  2. Sounds you had a wonderful vacation! I like Sonoma better than Napa too. Did you do any wine tasting?

  3. Oh how I wish we were there with you guys! Sounds like so much fun, the food looks delicious glad you enjoyed it!
    (I love all the wine tasting spots there too)!!!

  4. I will say this, Charles - if I weren't headed there in 3 weeks, I'd be even more envious of you than I am right now. What a trip you had. It sounds relaxing, quiet, and filled with food adventures.

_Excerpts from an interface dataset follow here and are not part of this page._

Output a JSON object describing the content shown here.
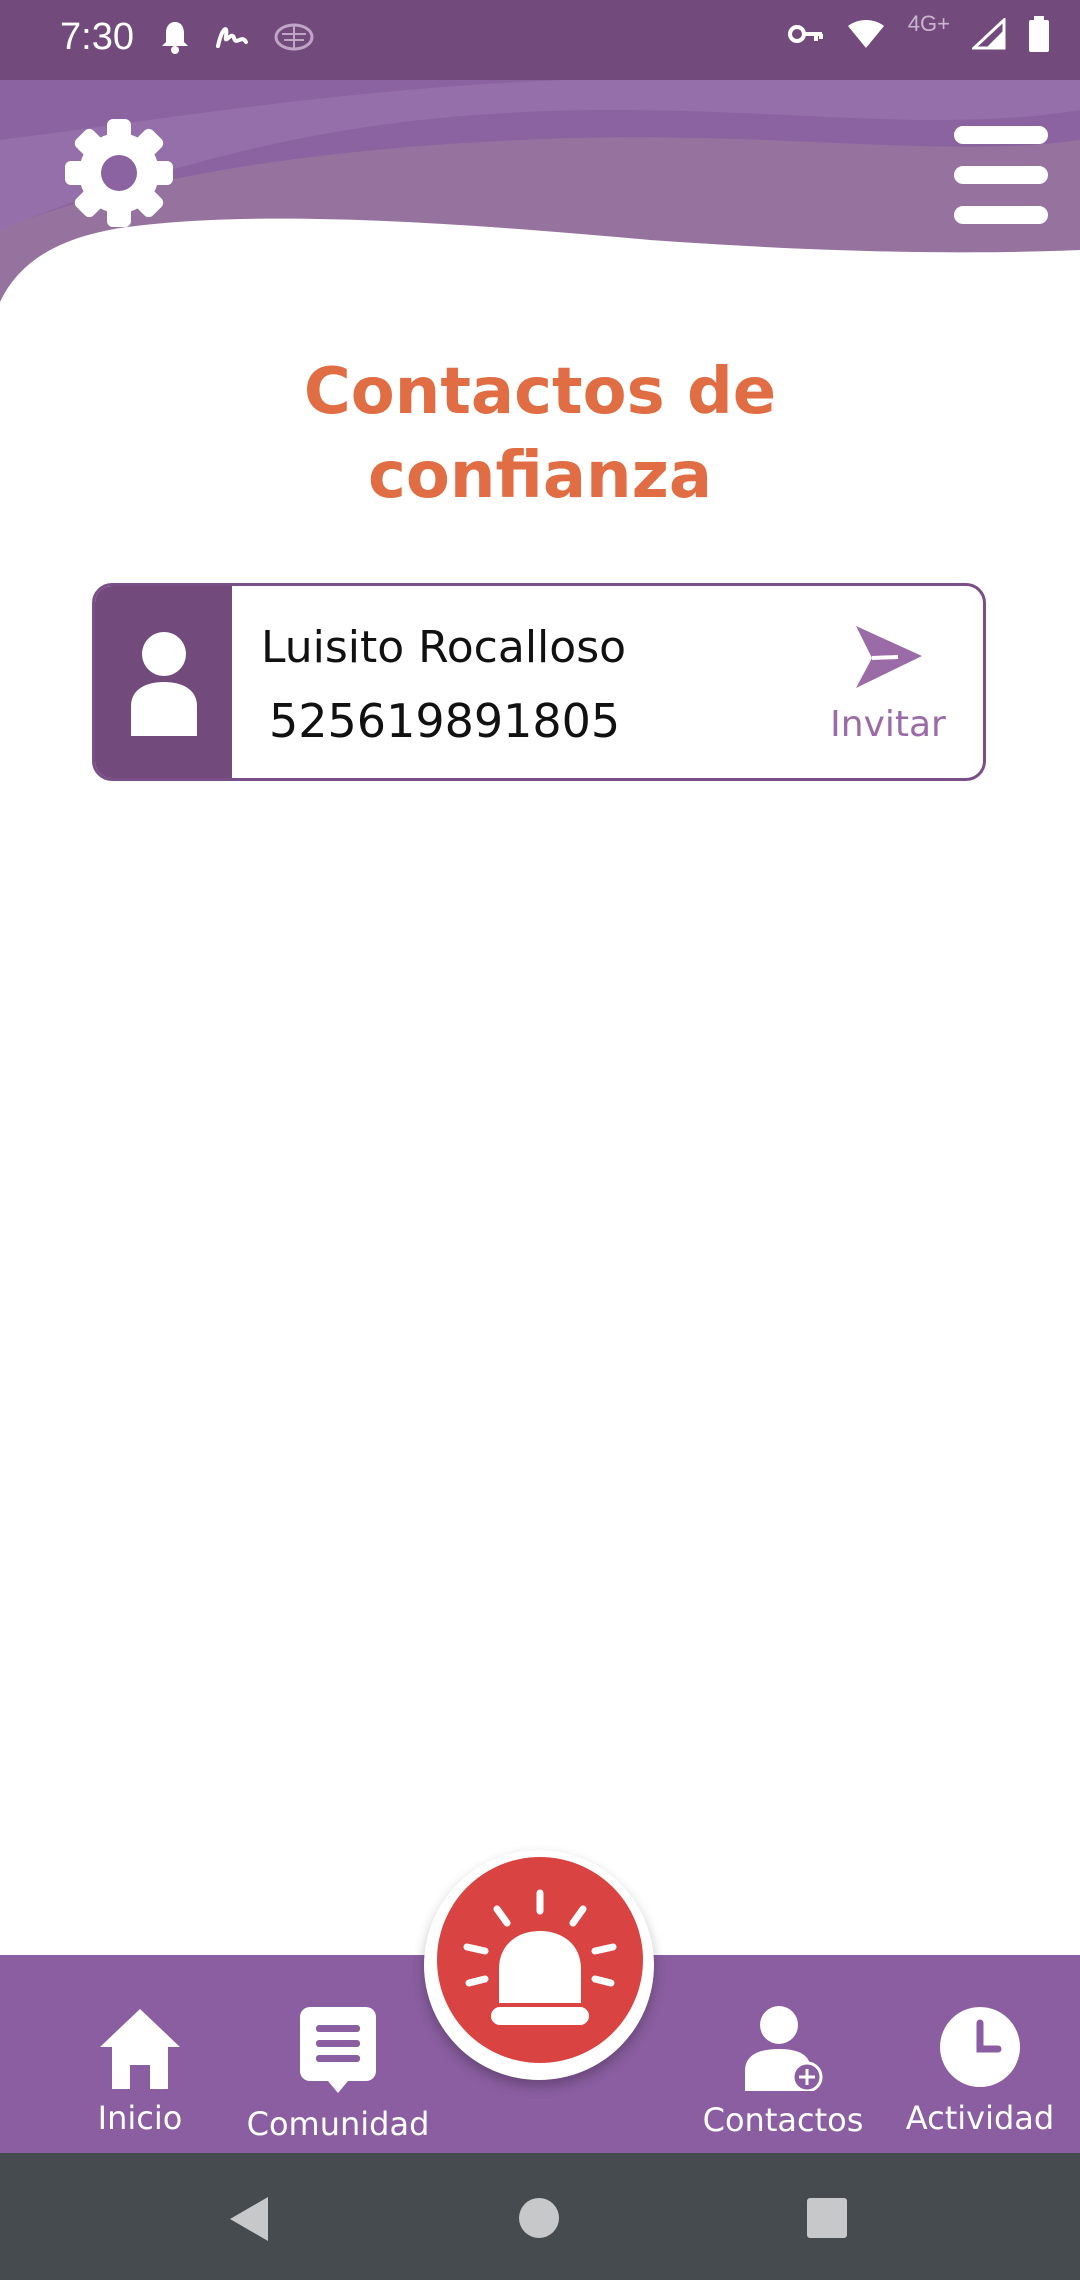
{
  "status_bar": {
    "time": "7:30",
    "left_icons": [
      "notification-bell-icon",
      "signature-icon",
      "brain-icon"
    ],
    "right_icons": [
      "vpn-key-icon",
      "wifi-icon",
      "signal-icon",
      "battery-icon"
    ],
    "network_label": "4G+"
  },
  "header": {
    "settings_icon": "gear-icon",
    "menu_icon": "hamburger-menu-icon"
  },
  "page": {
    "title_line1": "Contactos de",
    "title_line2": "confianza"
  },
  "contacts": [
    {
      "name": "Luisito Rocalloso",
      "phone": "525619891805",
      "action_label": "Invitar",
      "action_icon": "send-icon",
      "avatar_icon": "person-icon"
    }
  ],
  "bottom_nav": {
    "items": [
      {
        "label": "Inicio",
        "icon": "home-icon"
      },
      {
        "label": "Comunidad",
        "icon": "chat-icon"
      },
      {
        "label": "Contactos",
        "icon": "add-contact-icon"
      },
      {
        "label": "Actividad",
        "icon": "clock-icon"
      }
    ],
    "sos_icon": "alarm-siren-icon"
  },
  "system_nav": [
    "back-icon",
    "home-circle-icon",
    "recents-square-icon"
  ],
  "colors": {
    "primary": "#724b7c",
    "nav_bg": "#8a5ea0",
    "title": "#e06d43",
    "sos": "#d94442"
  }
}
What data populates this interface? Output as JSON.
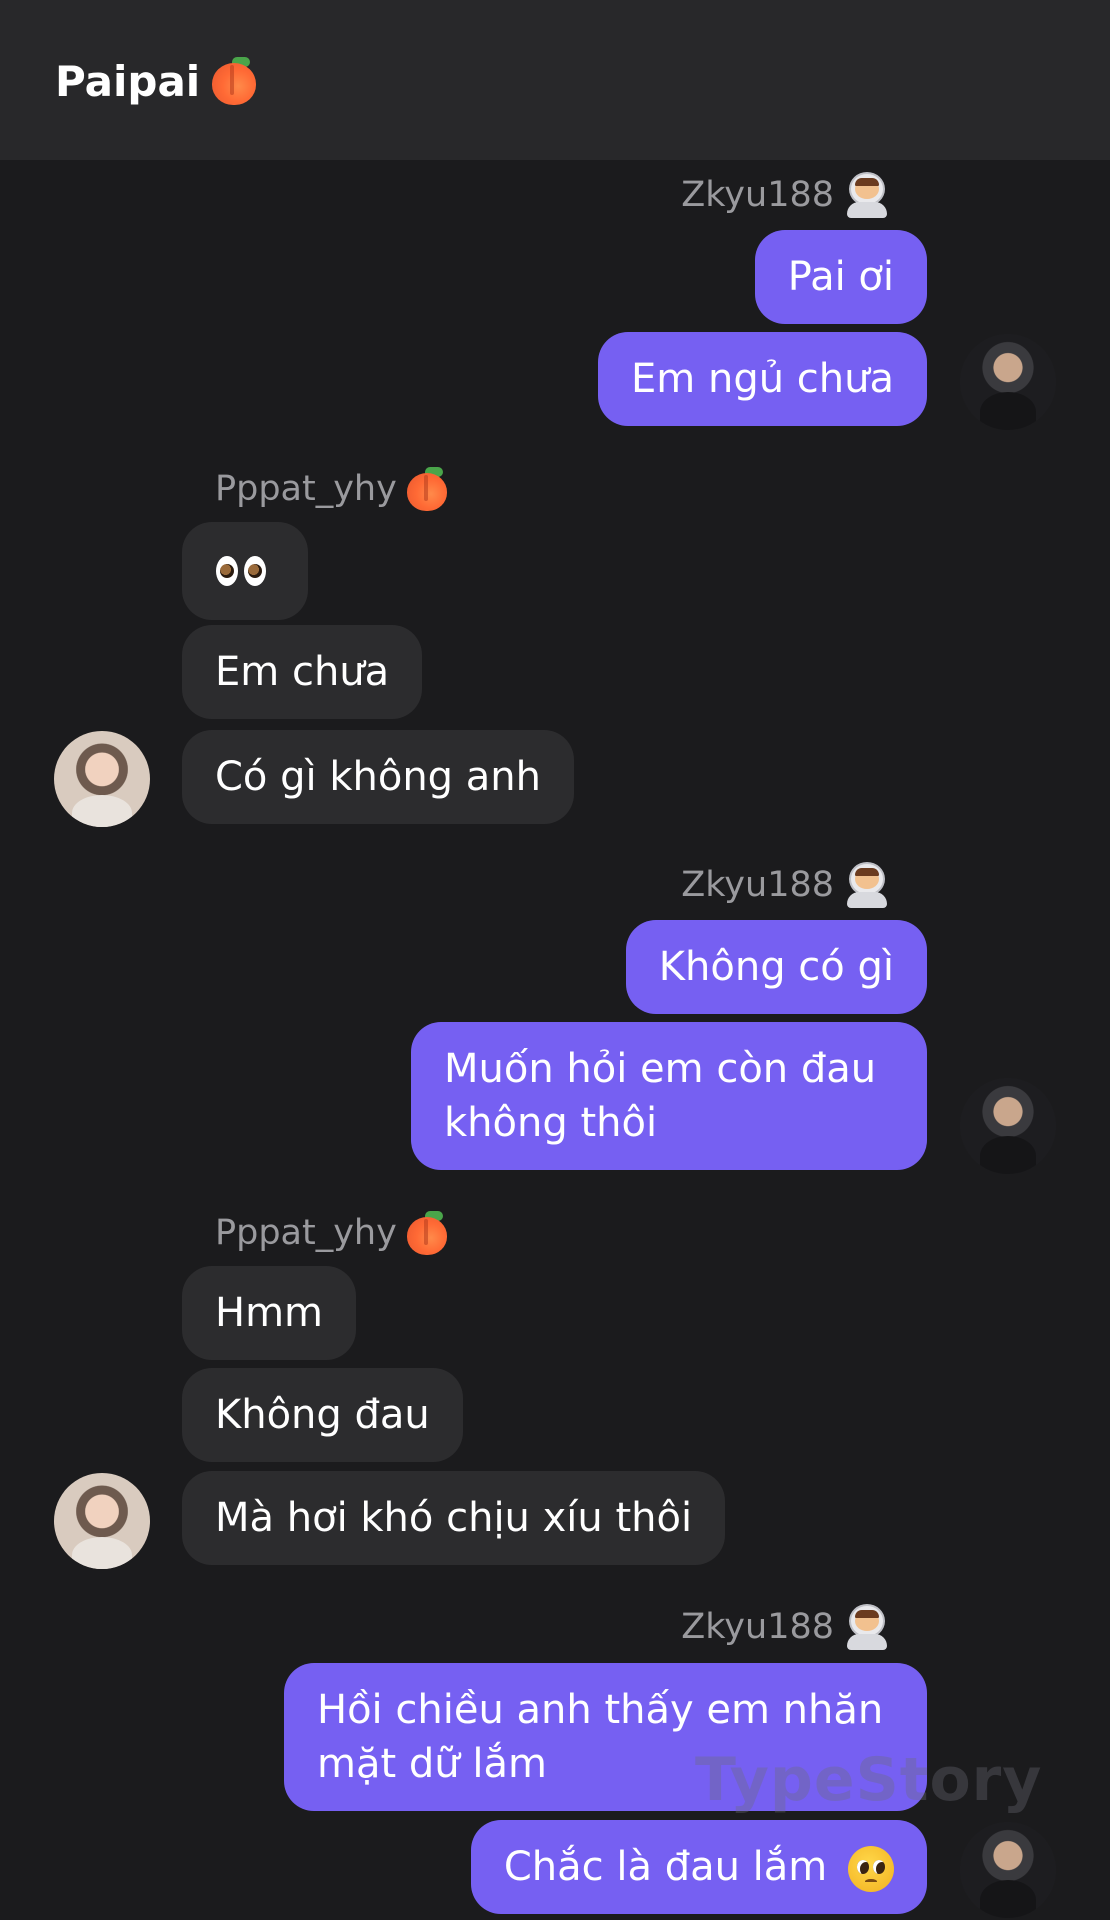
{
  "header": {
    "title": "Paipai",
    "emoji_icon": "peach-icon"
  },
  "colors": {
    "background": "#1b1b1d",
    "header": "#28282a",
    "my_bubble": "#7660f2",
    "their_bubble": "#2c2c2e",
    "sender_name": "#9a9a9e"
  },
  "users": {
    "me": {
      "name": "Zkyu188",
      "icon": "astronaut-icon"
    },
    "them": {
      "name": "Pppat_yhy",
      "icon": "peach-icon"
    }
  },
  "messages": {
    "g1": {
      "sender": "Zkyu188",
      "m1": "Pai ơi",
      "m2": "Em ngủ chưa"
    },
    "g2": {
      "sender": "Pppat_yhy",
      "m1_icon": "eyes-icon",
      "m2": "Em chưa",
      "m3": "Có gì không anh"
    },
    "g3": {
      "sender": "Zkyu188",
      "m1": "Không có gì",
      "m2_line1": "Muốn hỏi em còn đau",
      "m2_line2": "không thôi"
    },
    "g4": {
      "sender": "Pppat_yhy",
      "m1": "Hmm",
      "m2": "Không đau",
      "m3": "Mà hơi khó chịu xíu thôi"
    },
    "g5": {
      "sender": "Zkyu188",
      "m1_line1": "Hồi chiều anh thấy em nhăn",
      "m1_line2": "mặt dữ lắm",
      "m2": "Chắc là đau lắm",
      "m2_icon": "pleading-face-icon"
    }
  },
  "watermark": "TypeStory"
}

    I love the logo for bovolo. I stared at the snail and wondered why they chose that image. Were they French? Did they serve snails? Using a slug in your restaurant's logo seems odd. But after you described it (slow food) it made perfect sense. I love it, very clever.

    The food looks amazing, and you did a great job explaining it. We rarely try new places when we go there now, because it just seems wrong to pass up an opportunity to eat at Ad Hoc, which only comes once a year. But we may have to make an exception this time around.

    And you are SO RIGHT about Sonoma (and Napa for that matter). It does have that feel of France. The food, the wine, the atmosphere -- even Eric Ripert said it when he visited The French Laundry with Bourdain on A Cook's Tour.

  5. Thanks to all for the comments. Always appreciated.

    Natasha: we did do some wine tasting both in Healdsburg at Stephen & Walker, and in the Dry Creek area at Papapietro Perry, and Hop Kiln. I drove, Robert drank!

    Afaf: thanks. We just love it up there. Robert got some wine tasting in too.

    Phil: thanks as always. You guys should think about Zazu for dinner if you can get over there. I forgot that you mentioned the Bourdain/Eric Ripert comment in another comment before. If he said it then I know I am not off base.

  6. What a great vacation! The next time we head that direction I'd love to spend more time in Sonoma. It sounds like it is really our speed.

  7. Thanks Phoo-D. I definitely recommend it. If you do end up going let me know and I'll have more recommendations for you.

  8. Looks like a simply dreamy vacation! Our friend has a boutique winery in Sonoma & they have a rather nice guest house, so I'm thinking we should head up there soon!!

  9. Thanks, Lori. I just love it up there. You should definitely go up especially if you have a great place to stay.